The featured Obamacare victims in a new Louisiana attack ad aren't victims at all -- they're actors.
Senator Mary Landrieu, D-LA, speaks during a a press conference in the Dirksen Senate Office Building on February 4, 2014 in Washington, D.C.
Senator Mary Landrieu, D-LA, speaks during a a press conference in the Dirksen Senate Office Building on February 4, 2014 in Washington, D.C.
If opponents of the Affordable Care Act are correct, the law's victims are everywhere. "Obamacare" has hurt so many people, crushed so many dreams, and caused so much anguish that the right has no trouble at all finding "horror stories" that prove just how awful the ACA really is.
But despite the ubiquity of these victims, the "horror stories" tend to fall apart rather quickly when subjected to even minor scrutiny. Indeed, in Louisiana, it's even come to this.

A new political attack ad from the Koch brothers-funded group Americans for Prosperity calls on Louisianans to tell Sen. Mary Landrieu that Obamacare is hurting their families. The ad shows a number of people, who appear to be Louisianans, opening their mail to find a letter stating that their health care policy has been cancelled because of the Affordable Care Act. "Due to the Affordable Care Act, your monthly premium has increased," a voice-over says in the ad as a man in a rural neighborhood opens a cancellation letter and looks at his young daughter standing next to him. "No longer covered, due to the Affordable Care Act."

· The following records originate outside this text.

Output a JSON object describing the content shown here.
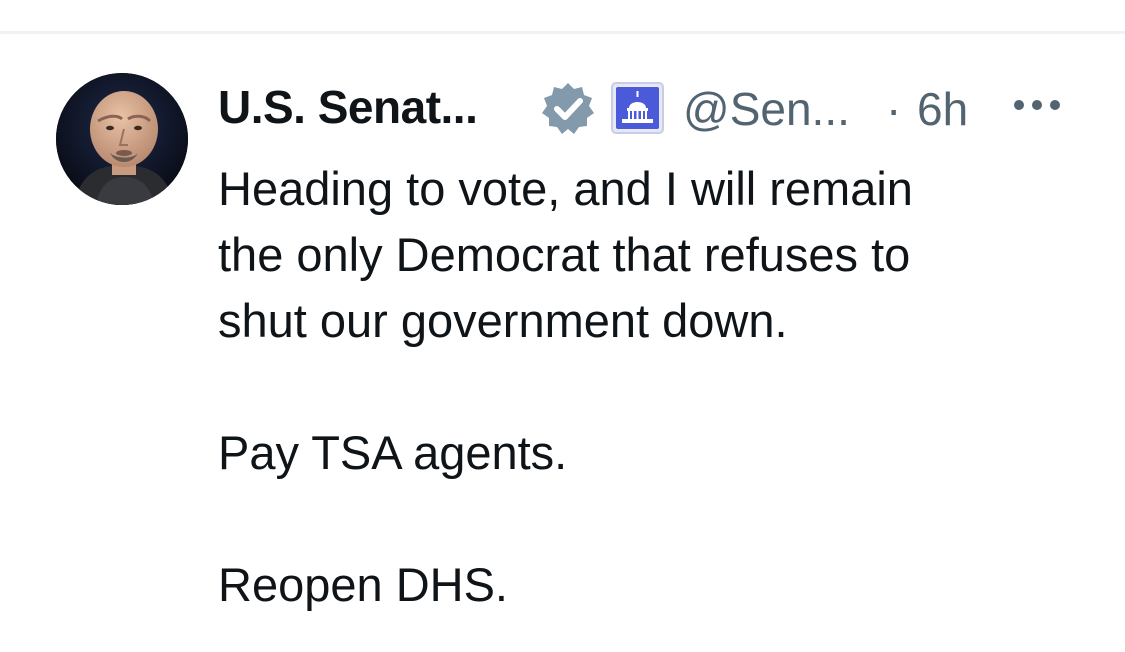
{
  "tweet": {
    "author": {
      "display_name": "U.S. Senat...",
      "handle": "@Sen...",
      "verified_icon": "verified-badge-icon",
      "affiliation_icon": "capitol-dome-icon",
      "avatar_icon": "avatar"
    },
    "separator": "·",
    "timestamp": "6h",
    "more_icon": "more-options-icon",
    "text": {
      "line1": "Heading to vote, and I will remain",
      "line2": "the only Democrat that refuses to",
      "line3": "shut our government down.",
      "para2": "Pay TSA agents.",
      "para3": "Reopen DHS."
    },
    "colors": {
      "text_primary": "#0f1419",
      "text_secondary": "#536471",
      "verified_badge": "#829aab",
      "affiliation_bg": "#4a5ad8"
    }
  }
}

As ABC News found, none of the featured victims are actually victims -- they're actors.
To be sure, it's not unusual to hire actors to appear in commercials -- it is, in fact, the norm -- but the AFP attack ad could have featured real Louisianans. Indeed, the state is presumably filled with angry people who, according to the commercial, have seen increased premiums and lost coverage. There's ample reason to believe these enraged throngs don't actually exist in reality, but maybe they're out there somewhere.
So why not feature them instead of actors?
"Hiring professional actors to impersonate Louisiana families is low even for the billionaire Koch brothers," Friends of Mary Landrieu Campaign Manager Adam Sullivan told ABC News. "If the Koch brothers had even a shred of credibility before launching their latest misleading ad campaign against Sen. Landrieu, they've surely lost it now."
Of course, there's a larger context to this. Landrieu is in a tough, red state re-election fight, so state residents should expect to see plenty of attack ads between now and then fall, but that's not all that's going on in the Pelican State right now.
Greg Sargent raised an important point yesterday.

The Koch-backed Americans for Prosperity is also planning to lobby state legislators hard to oppose the Medicaid expansion, which is supported by Senator Landrieu and will be debated by the state legislature this spring. Supporters say it could expand coverage to up to 300,000 people. In short, Americans for Prosperity is up with a major TV ad buy featuring fake victims of Obamacare, while planning a major lobbying effort to block Obamacare's benefits from reaching untold numbers of real people.

For their part, Louisiana Democrats recognize that Medicaid expansion is an uphill climb as a legislative matter, but party leaders told Greg they hope to get the issue onto the statewide ballot on Election Day 2014.